Whenever the word "true" turns up in a line below, that line should be copied.

[Recorded data]

....

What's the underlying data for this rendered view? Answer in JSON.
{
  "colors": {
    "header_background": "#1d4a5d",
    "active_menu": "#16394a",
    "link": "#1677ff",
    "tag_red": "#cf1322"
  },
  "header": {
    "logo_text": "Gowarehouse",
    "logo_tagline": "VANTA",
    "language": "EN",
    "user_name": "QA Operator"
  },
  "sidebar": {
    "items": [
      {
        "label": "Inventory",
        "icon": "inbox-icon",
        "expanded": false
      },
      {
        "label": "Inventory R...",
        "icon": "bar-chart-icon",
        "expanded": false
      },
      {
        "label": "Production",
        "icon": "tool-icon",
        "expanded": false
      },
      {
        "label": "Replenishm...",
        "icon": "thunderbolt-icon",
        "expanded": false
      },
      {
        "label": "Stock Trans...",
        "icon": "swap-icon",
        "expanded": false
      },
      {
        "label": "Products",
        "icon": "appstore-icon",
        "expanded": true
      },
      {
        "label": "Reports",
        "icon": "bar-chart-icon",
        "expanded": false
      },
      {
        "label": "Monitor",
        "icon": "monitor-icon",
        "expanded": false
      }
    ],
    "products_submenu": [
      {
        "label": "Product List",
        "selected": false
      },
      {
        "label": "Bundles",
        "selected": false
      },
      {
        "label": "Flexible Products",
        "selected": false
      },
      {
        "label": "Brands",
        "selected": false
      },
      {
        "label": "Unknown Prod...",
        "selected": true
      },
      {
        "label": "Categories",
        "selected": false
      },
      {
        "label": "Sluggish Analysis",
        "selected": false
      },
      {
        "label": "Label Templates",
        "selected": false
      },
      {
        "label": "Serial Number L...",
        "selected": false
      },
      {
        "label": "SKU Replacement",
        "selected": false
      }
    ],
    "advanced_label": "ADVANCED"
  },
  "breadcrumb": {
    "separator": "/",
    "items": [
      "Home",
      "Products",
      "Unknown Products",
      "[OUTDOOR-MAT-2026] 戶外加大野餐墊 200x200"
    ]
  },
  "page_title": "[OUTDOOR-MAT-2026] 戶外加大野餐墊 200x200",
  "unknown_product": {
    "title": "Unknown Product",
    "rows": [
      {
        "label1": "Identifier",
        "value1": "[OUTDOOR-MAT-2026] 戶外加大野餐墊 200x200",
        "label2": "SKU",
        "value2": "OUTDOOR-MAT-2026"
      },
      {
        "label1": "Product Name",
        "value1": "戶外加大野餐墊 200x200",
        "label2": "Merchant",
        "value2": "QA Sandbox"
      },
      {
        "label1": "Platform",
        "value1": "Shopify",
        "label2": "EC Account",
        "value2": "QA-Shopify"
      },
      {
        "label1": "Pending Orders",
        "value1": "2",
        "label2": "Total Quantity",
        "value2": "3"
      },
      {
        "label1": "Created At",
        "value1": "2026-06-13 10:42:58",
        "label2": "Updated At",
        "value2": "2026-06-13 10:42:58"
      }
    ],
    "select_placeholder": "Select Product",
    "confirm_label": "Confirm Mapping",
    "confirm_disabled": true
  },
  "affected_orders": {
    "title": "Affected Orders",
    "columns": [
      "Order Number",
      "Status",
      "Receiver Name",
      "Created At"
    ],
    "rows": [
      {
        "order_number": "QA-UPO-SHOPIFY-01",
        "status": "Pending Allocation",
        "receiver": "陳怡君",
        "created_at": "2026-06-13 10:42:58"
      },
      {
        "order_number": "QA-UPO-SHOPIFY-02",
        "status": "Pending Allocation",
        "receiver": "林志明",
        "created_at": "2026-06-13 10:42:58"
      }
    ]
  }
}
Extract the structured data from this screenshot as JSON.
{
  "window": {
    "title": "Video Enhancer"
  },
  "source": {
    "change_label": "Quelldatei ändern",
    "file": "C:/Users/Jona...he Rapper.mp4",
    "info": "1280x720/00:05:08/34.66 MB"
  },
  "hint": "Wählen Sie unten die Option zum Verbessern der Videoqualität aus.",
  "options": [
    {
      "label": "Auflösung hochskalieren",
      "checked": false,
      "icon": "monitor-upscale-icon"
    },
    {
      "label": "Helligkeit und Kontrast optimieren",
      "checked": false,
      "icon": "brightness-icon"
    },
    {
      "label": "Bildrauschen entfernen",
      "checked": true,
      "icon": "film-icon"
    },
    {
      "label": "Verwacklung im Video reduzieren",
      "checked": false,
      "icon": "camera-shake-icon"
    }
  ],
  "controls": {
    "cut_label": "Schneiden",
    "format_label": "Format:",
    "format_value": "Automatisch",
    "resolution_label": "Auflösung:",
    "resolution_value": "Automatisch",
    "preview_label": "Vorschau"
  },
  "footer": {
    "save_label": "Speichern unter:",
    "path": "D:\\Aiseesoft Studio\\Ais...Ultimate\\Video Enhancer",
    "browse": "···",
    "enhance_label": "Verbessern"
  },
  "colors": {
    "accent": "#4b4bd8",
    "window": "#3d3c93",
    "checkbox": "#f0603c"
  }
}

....

SOLVED EXERCISE:
        "expanded": true
        "selected": true
    "confirm_disabled": true
      "checked": true,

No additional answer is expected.